The Camp House
Enter this popular Southside coffeehouse and you’ll notice the scrumptious, heady aroma of the different coffees that are brewing before stopping at the desk, signing up to play, paying and picking up your voting slip. At the end of each open mic night both audience members and players alike vote for the best performance and one talented player goes home with a little extra gas money. And what an assortment of talent you will see.
Christian Collier presides over the show, usually beginning the evening with original poetry of his own. Hailing from Slidell, La., Collier earned a degree in English from the University of Tampa. He’s been in Chattanooga since the late 1980s and has been emcee for open mic night at Camp House for the last four months.
“I like to keep the operation simple,” Collier said. “We frown upon competing with non-original material here, so it’s almost mandatory to perform original songs, poetry and comedy.”
The Camp House is home to an expansive, roomy stage and well-worn brick walls that surround the entire venue. Various tables, benches, chairs and sofas offer comfortable observation artfully scattered in the room. Waiters busily rush back and forth bringing plates and cups to patrons. An excited tension fills the room.
On a recent night, Collier opens with an original poem to the mostly young, intellectual audience before turning the stage over to poet (and Pulse art critic) Michael Crumb. Crumb recites a melancholy poem entitled “A Rabbit Contemplates Sunset.” The audience responds in kind and the music begins.

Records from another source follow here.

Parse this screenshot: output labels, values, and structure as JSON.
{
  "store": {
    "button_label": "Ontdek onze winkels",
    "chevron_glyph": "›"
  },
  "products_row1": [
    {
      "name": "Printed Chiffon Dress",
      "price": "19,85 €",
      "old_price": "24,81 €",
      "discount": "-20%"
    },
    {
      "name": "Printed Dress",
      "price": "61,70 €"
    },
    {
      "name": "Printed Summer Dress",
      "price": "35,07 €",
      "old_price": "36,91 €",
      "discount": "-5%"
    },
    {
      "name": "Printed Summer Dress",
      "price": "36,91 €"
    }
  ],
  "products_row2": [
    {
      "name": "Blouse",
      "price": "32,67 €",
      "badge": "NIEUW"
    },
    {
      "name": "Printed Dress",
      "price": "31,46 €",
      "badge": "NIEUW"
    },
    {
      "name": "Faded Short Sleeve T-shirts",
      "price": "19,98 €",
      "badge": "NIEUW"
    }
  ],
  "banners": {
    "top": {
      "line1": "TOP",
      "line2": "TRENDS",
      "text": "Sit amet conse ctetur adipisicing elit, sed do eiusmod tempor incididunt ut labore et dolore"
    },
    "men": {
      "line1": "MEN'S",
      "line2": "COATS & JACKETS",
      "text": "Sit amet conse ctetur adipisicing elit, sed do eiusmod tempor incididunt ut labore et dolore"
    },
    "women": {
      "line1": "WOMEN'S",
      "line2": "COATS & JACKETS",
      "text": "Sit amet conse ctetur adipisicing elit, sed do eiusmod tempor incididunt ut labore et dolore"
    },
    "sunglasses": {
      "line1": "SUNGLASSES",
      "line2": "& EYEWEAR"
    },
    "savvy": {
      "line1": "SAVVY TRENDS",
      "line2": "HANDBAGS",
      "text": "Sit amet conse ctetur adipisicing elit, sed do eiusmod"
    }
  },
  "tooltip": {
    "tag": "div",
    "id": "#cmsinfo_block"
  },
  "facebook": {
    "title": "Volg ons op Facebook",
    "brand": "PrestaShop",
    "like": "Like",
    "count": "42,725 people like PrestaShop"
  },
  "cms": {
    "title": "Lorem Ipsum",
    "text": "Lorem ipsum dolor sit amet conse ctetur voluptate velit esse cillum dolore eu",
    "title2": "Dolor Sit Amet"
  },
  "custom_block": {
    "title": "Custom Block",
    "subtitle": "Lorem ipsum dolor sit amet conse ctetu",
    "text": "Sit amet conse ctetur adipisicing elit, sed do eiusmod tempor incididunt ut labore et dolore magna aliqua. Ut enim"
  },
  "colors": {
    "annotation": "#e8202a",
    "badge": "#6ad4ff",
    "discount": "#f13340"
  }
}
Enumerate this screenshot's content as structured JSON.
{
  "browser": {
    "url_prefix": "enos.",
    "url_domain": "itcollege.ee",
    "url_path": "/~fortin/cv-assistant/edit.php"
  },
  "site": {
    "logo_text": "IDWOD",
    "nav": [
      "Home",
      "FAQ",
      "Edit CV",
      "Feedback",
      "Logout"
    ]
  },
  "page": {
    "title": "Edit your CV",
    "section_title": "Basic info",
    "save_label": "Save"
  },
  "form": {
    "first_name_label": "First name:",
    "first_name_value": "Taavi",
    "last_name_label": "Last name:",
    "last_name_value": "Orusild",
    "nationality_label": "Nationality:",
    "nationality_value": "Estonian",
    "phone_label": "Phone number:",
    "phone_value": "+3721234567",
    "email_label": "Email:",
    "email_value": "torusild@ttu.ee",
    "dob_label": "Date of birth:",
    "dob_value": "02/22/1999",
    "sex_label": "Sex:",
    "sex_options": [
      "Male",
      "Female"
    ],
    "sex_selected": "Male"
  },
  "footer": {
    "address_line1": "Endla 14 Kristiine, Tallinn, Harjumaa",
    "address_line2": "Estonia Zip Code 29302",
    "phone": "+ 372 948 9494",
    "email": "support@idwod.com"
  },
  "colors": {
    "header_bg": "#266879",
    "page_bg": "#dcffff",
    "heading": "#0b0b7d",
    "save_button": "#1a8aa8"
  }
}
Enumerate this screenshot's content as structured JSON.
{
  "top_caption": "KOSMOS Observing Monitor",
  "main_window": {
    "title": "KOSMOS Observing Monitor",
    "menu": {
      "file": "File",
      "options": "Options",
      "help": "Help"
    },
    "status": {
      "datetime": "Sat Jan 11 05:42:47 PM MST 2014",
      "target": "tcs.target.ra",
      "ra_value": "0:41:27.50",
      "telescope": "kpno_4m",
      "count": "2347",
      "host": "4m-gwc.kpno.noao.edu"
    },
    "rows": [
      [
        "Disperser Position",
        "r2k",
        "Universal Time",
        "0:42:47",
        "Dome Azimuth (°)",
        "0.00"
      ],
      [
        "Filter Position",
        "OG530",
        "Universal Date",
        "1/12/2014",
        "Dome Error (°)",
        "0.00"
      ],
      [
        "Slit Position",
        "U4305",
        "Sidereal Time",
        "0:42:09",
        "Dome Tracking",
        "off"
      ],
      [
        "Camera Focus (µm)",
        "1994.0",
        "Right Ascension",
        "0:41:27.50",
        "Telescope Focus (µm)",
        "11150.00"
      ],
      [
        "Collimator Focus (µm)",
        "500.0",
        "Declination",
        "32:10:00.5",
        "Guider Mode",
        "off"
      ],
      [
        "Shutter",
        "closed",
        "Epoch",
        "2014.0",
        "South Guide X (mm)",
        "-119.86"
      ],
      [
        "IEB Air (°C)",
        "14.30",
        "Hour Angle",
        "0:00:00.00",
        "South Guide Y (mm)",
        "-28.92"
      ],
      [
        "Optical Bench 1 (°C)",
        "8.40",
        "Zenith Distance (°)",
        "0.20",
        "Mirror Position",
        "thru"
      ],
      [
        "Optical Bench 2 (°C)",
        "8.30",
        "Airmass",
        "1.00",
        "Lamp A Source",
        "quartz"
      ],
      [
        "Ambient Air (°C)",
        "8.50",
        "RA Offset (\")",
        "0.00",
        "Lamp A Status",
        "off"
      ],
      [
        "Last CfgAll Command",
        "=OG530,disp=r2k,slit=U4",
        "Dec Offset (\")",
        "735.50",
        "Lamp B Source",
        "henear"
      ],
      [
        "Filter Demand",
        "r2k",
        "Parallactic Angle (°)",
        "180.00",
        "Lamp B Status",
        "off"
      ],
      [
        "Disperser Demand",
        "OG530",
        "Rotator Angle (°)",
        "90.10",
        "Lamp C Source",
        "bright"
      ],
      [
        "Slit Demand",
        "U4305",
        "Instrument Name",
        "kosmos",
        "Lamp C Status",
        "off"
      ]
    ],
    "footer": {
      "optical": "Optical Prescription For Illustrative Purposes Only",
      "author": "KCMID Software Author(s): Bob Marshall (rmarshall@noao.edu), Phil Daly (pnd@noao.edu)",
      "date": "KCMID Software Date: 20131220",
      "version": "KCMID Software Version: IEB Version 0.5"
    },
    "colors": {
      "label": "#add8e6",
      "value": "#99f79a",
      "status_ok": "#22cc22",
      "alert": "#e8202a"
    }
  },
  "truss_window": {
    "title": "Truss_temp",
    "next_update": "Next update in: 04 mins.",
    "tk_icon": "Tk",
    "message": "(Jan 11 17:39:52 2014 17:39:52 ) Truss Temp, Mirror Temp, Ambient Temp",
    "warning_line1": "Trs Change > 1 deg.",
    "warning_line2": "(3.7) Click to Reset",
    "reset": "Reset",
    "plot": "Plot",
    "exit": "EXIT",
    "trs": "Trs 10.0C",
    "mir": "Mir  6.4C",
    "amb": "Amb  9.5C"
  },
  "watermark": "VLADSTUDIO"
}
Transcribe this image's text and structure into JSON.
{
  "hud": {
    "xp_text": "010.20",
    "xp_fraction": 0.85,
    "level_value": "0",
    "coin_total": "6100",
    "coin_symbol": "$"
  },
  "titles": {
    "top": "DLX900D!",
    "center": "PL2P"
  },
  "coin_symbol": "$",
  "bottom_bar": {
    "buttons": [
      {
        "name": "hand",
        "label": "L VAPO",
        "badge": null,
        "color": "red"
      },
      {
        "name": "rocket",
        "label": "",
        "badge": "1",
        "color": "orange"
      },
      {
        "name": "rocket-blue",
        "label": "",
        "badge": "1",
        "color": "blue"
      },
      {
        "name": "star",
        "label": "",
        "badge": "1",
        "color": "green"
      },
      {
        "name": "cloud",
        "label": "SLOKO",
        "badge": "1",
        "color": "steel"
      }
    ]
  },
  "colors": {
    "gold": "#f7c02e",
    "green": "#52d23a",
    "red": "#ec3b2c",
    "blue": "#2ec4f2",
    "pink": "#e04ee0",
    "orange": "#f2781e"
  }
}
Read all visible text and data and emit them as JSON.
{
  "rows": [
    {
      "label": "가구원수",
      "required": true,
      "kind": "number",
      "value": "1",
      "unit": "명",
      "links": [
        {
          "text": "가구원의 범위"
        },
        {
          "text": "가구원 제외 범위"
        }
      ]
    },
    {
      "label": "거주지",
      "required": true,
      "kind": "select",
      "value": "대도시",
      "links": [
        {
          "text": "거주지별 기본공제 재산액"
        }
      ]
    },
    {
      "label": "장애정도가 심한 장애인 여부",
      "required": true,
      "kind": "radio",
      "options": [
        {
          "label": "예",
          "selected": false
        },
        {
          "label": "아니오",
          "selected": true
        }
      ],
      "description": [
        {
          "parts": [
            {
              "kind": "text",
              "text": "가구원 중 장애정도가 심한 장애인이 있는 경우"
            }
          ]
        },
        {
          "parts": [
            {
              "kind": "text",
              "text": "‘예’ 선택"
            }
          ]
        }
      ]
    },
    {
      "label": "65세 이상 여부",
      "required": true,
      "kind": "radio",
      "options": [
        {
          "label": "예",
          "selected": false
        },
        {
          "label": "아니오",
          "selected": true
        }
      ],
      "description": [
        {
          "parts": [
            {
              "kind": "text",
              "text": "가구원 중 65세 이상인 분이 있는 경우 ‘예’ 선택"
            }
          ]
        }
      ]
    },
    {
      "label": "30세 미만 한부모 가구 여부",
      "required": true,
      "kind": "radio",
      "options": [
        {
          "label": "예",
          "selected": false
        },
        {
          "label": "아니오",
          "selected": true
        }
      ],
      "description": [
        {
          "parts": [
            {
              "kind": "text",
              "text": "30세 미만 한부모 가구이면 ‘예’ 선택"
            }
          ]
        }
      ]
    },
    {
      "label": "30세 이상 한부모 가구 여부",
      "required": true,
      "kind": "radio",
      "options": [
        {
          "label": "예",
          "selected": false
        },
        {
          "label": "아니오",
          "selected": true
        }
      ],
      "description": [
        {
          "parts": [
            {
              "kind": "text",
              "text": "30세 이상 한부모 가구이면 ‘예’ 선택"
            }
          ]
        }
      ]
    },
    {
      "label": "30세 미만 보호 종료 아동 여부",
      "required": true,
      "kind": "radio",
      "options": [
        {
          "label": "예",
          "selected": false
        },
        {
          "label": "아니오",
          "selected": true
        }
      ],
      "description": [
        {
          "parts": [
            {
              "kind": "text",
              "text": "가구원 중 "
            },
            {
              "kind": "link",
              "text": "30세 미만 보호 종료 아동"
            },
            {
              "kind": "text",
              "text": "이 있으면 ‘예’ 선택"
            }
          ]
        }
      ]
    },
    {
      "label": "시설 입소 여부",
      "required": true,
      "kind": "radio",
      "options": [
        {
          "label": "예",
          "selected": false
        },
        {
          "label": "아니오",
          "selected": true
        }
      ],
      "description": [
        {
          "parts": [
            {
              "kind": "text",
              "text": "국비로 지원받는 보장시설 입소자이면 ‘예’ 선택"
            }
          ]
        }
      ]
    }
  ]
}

Jessica Weaver, bent over her Martin guitar, sings original songs penned about the loss of love. Morgan Stanley sings a soulful tune a capella she wrote in the car on the way to the venue. Her voice is loud, confident and harmonious. She’ll be tough to beat. Other acts are equally intimidating, ranging from (sometimes frantic and emotional) spoken word over a strummed guitar to Dylan-esque performances from a flannel-clad duo.
“For the price of a foot-long Subway sandwich you can come in here and listen to some quality acts,” said Collier. It’s a very inexpensive way to see some of the best talent Chattanooga has to offer.”
Besides coffee, The Camp House offers a nice but small assortment of import beers. You can also bring your own wine and sip your favorite vintage while listening to the performers.
The Camp House is located at 1427 Williams St. Open mic night is every Tuesday from 7:30 to 10 p.m. For more information call (423) 702-8081 or visit thecamphouse.com.
There’s a lot of talent in this tiny, smoke-filled room hidden inconspicuously behind The City Café Diner in the Days Inn hotel on the edge of downtown. From Hip-Hop to Delta blues to the sweet strains of country, a plethora of music can be heard resonating from the tiny stage. In these comfortable yet cramped confines, it’s almost like entertainers are not on stage at all, but playing as part of the audience. It gives the term “intimate” a whole new meaning.
Mark “Porkchop” Holder, a talented Delta Blues guitarist and somewhat of a local institution, presides over the weekly open mic here. A Tennessee native raised on traditional southern gospel, he’s a real music veteran who has toured Europe half a dozen times and performed in all the contiguous 48 states.
Dressed the part, Mark is clad in overalls and a white T-shirt. A genuine person, he is easy to talk to. “People that come to The Office are experiencing real communication from one human being to another,” he said. “This is reality in here. Everything else is just an abstraction. If you really want to develop your art, you’re gonna have to play in front of people.”